YOUR TASK
This exercise calls for the data below to be retyped exactly, minus any images.

SUPPLIED DATA
· · · · · · ·

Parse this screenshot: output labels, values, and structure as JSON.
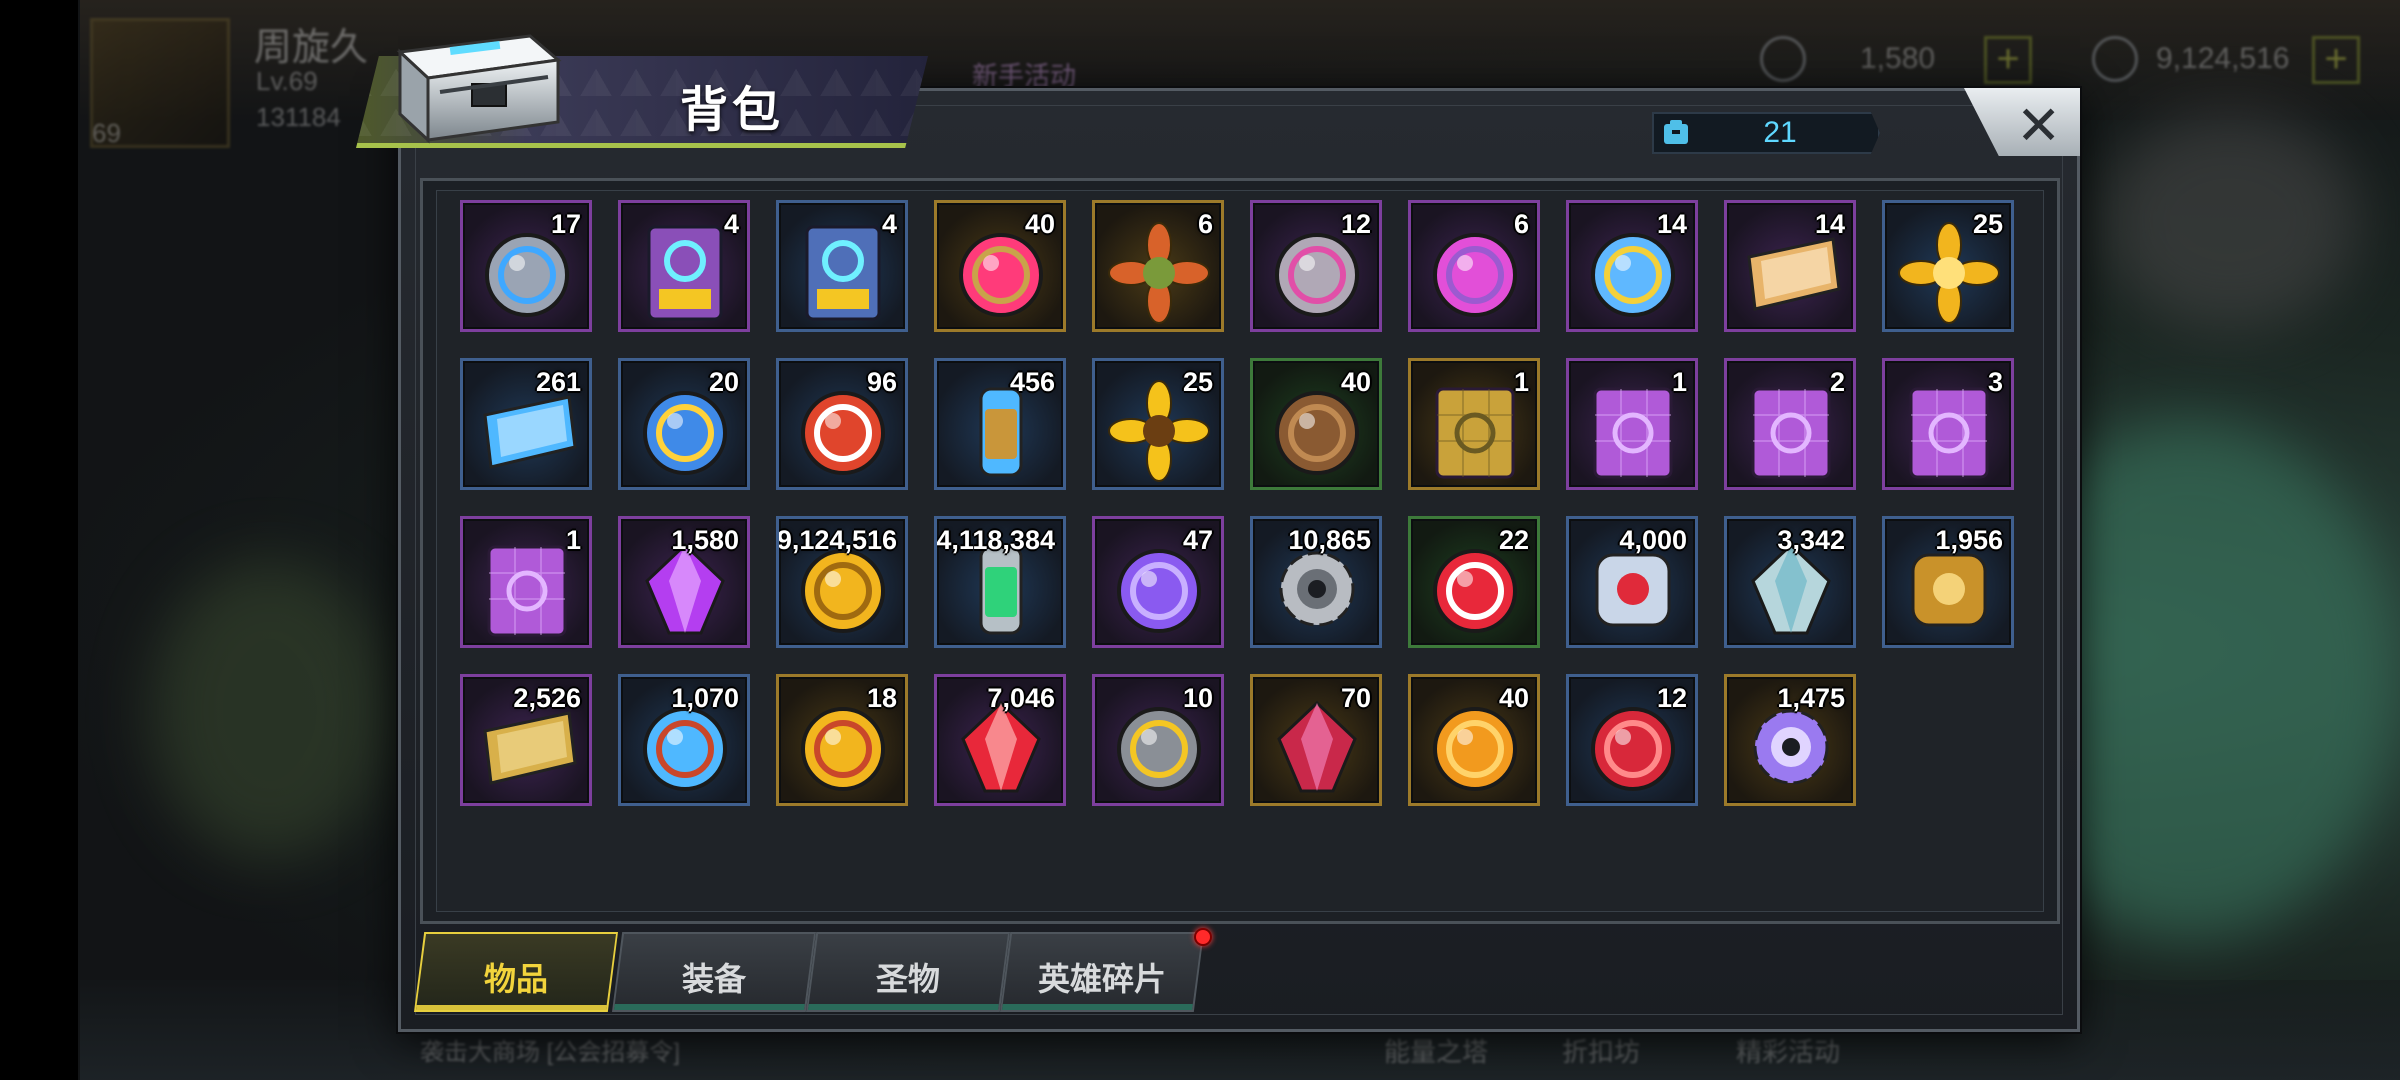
{
  "background": {
    "player_name": "周旋久",
    "player_level": "Lv.69",
    "player_power": "131184",
    "avatar_badge": "69",
    "event_button": "新手活动",
    "resource_1_value": "1,580",
    "resource_2_value": "9,124,516",
    "chat_hint": "袭击大商场 [公会招募令]",
    "bottom_menu": [
      "能量之塔",
      "折扣坊",
      "精彩活动"
    ]
  },
  "panel": {
    "title": "背包",
    "capacity_value": "21",
    "colors": {
      "accent_green": "#a7c24b",
      "active_tab": "#e7cf3e",
      "capacity_text": "#5fd8ff",
      "red_dot": "#ff2a2a"
    }
  },
  "items": [
    {
      "qty": "17",
      "icon": "time-warp-device-icon",
      "frame": "purple"
    },
    {
      "qty": "4",
      "icon": "12h-speedup-card-icon",
      "frame": "purple"
    },
    {
      "qty": "4",
      "icon": "4h-speedup-card-icon",
      "frame": "blue"
    },
    {
      "qty": "40",
      "icon": "pink-bottlecap-icon",
      "frame": "gold"
    },
    {
      "qty": "6",
      "icon": "flower-wreath-icon",
      "frame": "gold"
    },
    {
      "qty": "12",
      "icon": "film-reel-icon",
      "frame": "purple"
    },
    {
      "qty": "6",
      "icon": "purple-bottlecap-icon",
      "frame": "purple"
    },
    {
      "qty": "14",
      "icon": "police-badge-icon",
      "frame": "purple"
    },
    {
      "qty": "14",
      "icon": "pie-slice-icon",
      "frame": "purple"
    },
    {
      "qty": "25",
      "icon": "golden-leaf-icon",
      "frame": "blue"
    },
    {
      "qty": "261",
      "icon": "cinema-ticket-icon",
      "frame": "blue"
    },
    {
      "qty": "20",
      "icon": "blue-b-bottlecap-icon",
      "frame": "blue"
    },
    {
      "qty": "96",
      "icon": "casino-chip-icon",
      "frame": "blue"
    },
    {
      "qty": "456",
      "icon": "bullet-icon",
      "frame": "blue"
    },
    {
      "qty": "25",
      "icon": "sunflower-icon",
      "frame": "blue"
    },
    {
      "qty": "40",
      "icon": "pine-cone-icon",
      "frame": "green"
    },
    {
      "qty": "1",
      "icon": "gold-blueprint-icon",
      "frame": "gold"
    },
    {
      "qty": "1",
      "icon": "boot-blueprint-icon",
      "frame": "purple"
    },
    {
      "qty": "2",
      "icon": "glasses-blueprint-icon",
      "frame": "purple"
    },
    {
      "qty": "3",
      "icon": "revolver-blueprint-icon",
      "frame": "purple"
    },
    {
      "qty": "1",
      "icon": "hat-blueprint-icon",
      "frame": "purple"
    },
    {
      "qty": "1,580",
      "icon": "purple-crystal-icon",
      "frame": "purple"
    },
    {
      "qty": "9,124,516",
      "icon": "gold-coins-icon",
      "frame": "blue"
    },
    {
      "qty": "4,118,384",
      "icon": "green-battery-icon",
      "frame": "blue"
    },
    {
      "qty": "47",
      "icon": "purple-orb-icon",
      "frame": "purple"
    },
    {
      "qty": "10,865",
      "icon": "gear-icon",
      "frame": "blue"
    },
    {
      "qty": "22",
      "icon": "red-share-token-icon",
      "frame": "green"
    },
    {
      "qty": "4,000",
      "icon": "eye-emblem-icon",
      "frame": "blue"
    },
    {
      "qty": "3,342",
      "icon": "triangle-shard-icon",
      "frame": "blue"
    },
    {
      "qty": "1,956",
      "icon": "golden-fist-icon",
      "frame": "blue"
    },
    {
      "qty": "2,526",
      "icon": "puzzle-piece-icon",
      "frame": "purple"
    },
    {
      "qty": "1,070",
      "icon": "ship-medal-blue-icon",
      "frame": "blue"
    },
    {
      "qty": "18",
      "icon": "ship-medal-gold-icon",
      "frame": "gold"
    },
    {
      "qty": "7,046",
      "icon": "biohazard-gem-icon",
      "frame": "purple"
    },
    {
      "qty": "10",
      "icon": "lightning-coin-icon",
      "frame": "purple"
    },
    {
      "qty": "70",
      "icon": "red-crystal-icon",
      "frame": "gold"
    },
    {
      "qty": "40",
      "icon": "orange-coin-icon",
      "frame": "gold"
    },
    {
      "qty": "12",
      "icon": "red-target-icon",
      "frame": "blue"
    },
    {
      "qty": "1,475",
      "icon": "purple-gear-orb-icon",
      "frame": "gold"
    }
  ],
  "tabs": [
    {
      "label": "物品",
      "active": true
    },
    {
      "label": "装备",
      "active": false
    },
    {
      "label": "圣物",
      "active": false
    },
    {
      "label": "英雄碎片",
      "active": false
    }
  ]
}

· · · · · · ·

EXERCISE SOLUTION
Parse this screenshot: output labels, values, and structure as JSON.
{
  "background": {
    "player_name": "周旋久",
    "player_level": "Lv.69",
    "player_power": "131184",
    "avatar_badge": "69",
    "event_button": "新手活动",
    "resource_1_value": "1,580",
    "resource_2_value": "9,124,516",
    "chat_hint": "袭击大商场 [公会招募令]",
    "bottom_menu": [
      "能量之塔",
      "折扣坊",
      "精彩活动"
    ]
  },
  "panel": {
    "title": "背包",
    "capacity_value": "21",
    "colors": {
      "accent_green": "#a7c24b",
      "active_tab": "#e7cf3e",
      "capacity_text": "#5fd8ff",
      "red_dot": "#ff2a2a"
    }
  },
  "items": [
    {
      "qty": "17",
      "icon": "time-warp-device-icon",
      "frame": "purple"
    },
    {
      "qty": "4",
      "icon": "12h-speedup-card-icon",
      "frame": "purple"
    },
    {
      "qty": "4",
      "icon": "4h-speedup-card-icon",
      "frame": "blue"
    },
    {
      "qty": "40",
      "icon": "pink-bottlecap-icon",
      "frame": "gold"
    },
    {
      "qty": "6",
      "icon": "flower-wreath-icon",
      "frame": "gold"
    },
    {
      "qty": "12",
      "icon": "film-reel-icon",
      "frame": "purple"
    },
    {
      "qty": "6",
      "icon": "purple-bottlecap-icon",
      "frame": "purple"
    },
    {
      "qty": "14",
      "icon": "police-badge-icon",
      "frame": "purple"
    },
    {
      "qty": "14",
      "icon": "pie-slice-icon",
      "frame": "purple"
    },
    {
      "qty": "25",
      "icon": "golden-leaf-icon",
      "frame": "blue"
    },
    {
      "qty": "261",
      "icon": "cinema-ticket-icon",
      "frame": "blue"
    },
    {
      "qty": "20",
      "icon": "blue-b-bottlecap-icon",
      "frame": "blue"
    },
    {
      "qty": "96",
      "icon": "casino-chip-icon",
      "frame": "blue"
    },
    {
      "qty": "456",
      "icon": "bullet-icon",
      "frame": "blue"
    },
    {
      "qty": "25",
      "icon": "sunflower-icon",
      "frame": "blue"
    },
    {
      "qty": "40",
      "icon": "pine-cone-icon",
      "frame": "green"
    },
    {
      "qty": "1",
      "icon": "gold-blueprint-icon",
      "frame": "gold"
    },
    {
      "qty": "1",
      "icon": "boot-blueprint-icon",
      "frame": "purple"
    },
    {
      "qty": "2",
      "icon": "glasses-blueprint-icon",
      "frame": "purple"
    },
    {
      "qty": "3",
      "icon": "revolver-blueprint-icon",
      "frame": "purple"
    },
    {
      "qty": "1",
      "icon": "hat-blueprint-icon",
      "frame": "purple"
    },
    {
      "qty": "1,580",
      "icon": "purple-crystal-icon",
      "frame": "purple"
    },
    {
      "qty": "9,124,516",
      "icon": "gold-coins-icon",
      "frame": "blue"
    },
    {
      "qty": "4,118,384",
      "icon": "green-battery-icon",
      "frame": "blue"
    },
    {
      "qty": "47",
      "icon": "purple-orb-icon",
      "frame": "purple"
    },
    {
      "qty": "10,865",
      "icon": "gear-icon",
      "frame": "blue"
    },
    {
      "qty": "22",
      "icon": "red-share-token-icon",
      "frame": "green"
    },
    {
      "qty": "4,000",
      "icon": "eye-emblem-icon",
      "frame": "blue"
    },
    {
      "qty": "3,342",
      "icon": "triangle-shard-icon",
      "frame": "blue"
    },
    {
      "qty": "1,956",
      "icon": "golden-fist-icon",
      "frame": "blue"
    },
    {
      "qty": "2,526",
      "icon": "puzzle-piece-icon",
      "frame": "purple"
    },
    {
      "qty": "1,070",
      "icon": "ship-medal-blue-icon",
      "frame": "blue"
    },
    {
      "qty": "18",
      "icon": "ship-medal-gold-icon",
      "frame": "gold"
    },
    {
      "qty": "7,046",
      "icon": "biohazard-gem-icon",
      "frame": "purple"
    },
    {
      "qty": "10",
      "icon": "lightning-coin-icon",
      "frame": "purple"
    },
    {
      "qty": "70",
      "icon": "red-crystal-icon",
      "frame": "gold"
    },
    {
      "qty": "40",
      "icon": "orange-coin-icon",
      "frame": "gold"
    },
    {
      "qty": "12",
      "icon": "red-target-icon",
      "frame": "blue"
    },
    {
      "qty": "1,475",
      "icon": "purple-gear-orb-icon",
      "frame": "gold"
    }
  ],
  "tabs": [
    {
      "label": "物品",
      "active": true
    },
    {
      "label": "装备",
      "active": false
    },
    {
      "label": "圣物",
      "active": false
    },
    {
      "label": "英雄碎片",
      "active": false
    }
  ]
}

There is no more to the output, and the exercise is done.